___ Dataset records ___

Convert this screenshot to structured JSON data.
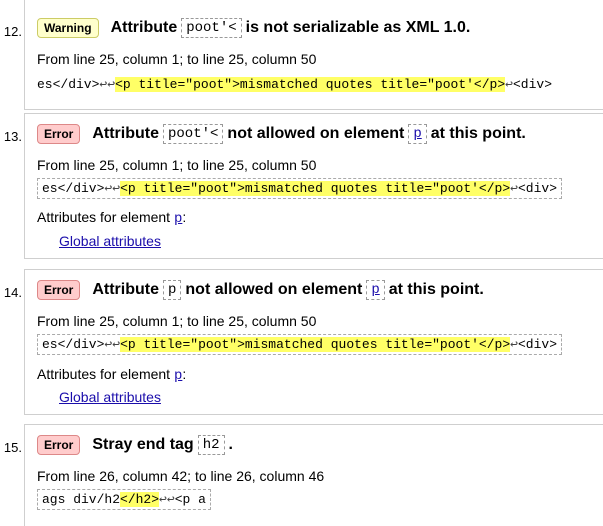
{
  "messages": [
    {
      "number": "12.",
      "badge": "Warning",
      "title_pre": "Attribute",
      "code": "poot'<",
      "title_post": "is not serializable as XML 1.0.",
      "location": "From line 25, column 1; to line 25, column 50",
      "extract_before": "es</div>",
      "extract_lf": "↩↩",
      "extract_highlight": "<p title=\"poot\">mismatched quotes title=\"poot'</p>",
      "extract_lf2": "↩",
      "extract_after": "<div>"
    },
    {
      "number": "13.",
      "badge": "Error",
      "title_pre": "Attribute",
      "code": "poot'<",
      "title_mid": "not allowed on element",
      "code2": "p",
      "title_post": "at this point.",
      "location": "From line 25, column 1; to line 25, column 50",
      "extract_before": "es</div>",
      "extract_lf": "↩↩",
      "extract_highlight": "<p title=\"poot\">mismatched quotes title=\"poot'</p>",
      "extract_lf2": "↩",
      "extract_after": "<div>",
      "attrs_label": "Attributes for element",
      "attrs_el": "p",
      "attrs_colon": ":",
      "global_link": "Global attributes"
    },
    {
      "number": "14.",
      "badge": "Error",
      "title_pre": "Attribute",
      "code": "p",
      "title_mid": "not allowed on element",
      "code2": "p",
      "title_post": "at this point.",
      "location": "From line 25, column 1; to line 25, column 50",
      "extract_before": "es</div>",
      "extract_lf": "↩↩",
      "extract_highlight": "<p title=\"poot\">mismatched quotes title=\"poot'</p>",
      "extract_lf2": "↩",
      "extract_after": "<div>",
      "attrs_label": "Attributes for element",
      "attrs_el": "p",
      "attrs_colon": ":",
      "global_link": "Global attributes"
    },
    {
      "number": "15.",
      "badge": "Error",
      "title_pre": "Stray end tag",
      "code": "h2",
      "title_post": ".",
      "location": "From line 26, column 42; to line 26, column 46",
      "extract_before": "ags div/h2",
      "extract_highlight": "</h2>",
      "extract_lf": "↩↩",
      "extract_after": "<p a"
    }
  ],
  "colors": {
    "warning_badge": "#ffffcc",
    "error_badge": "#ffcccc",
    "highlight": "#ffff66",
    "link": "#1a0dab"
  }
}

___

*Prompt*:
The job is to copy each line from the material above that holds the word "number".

*Expected answer*:
      "number": "12.",
      "number": "13.",
      "number": "14.",
      "number": "15.",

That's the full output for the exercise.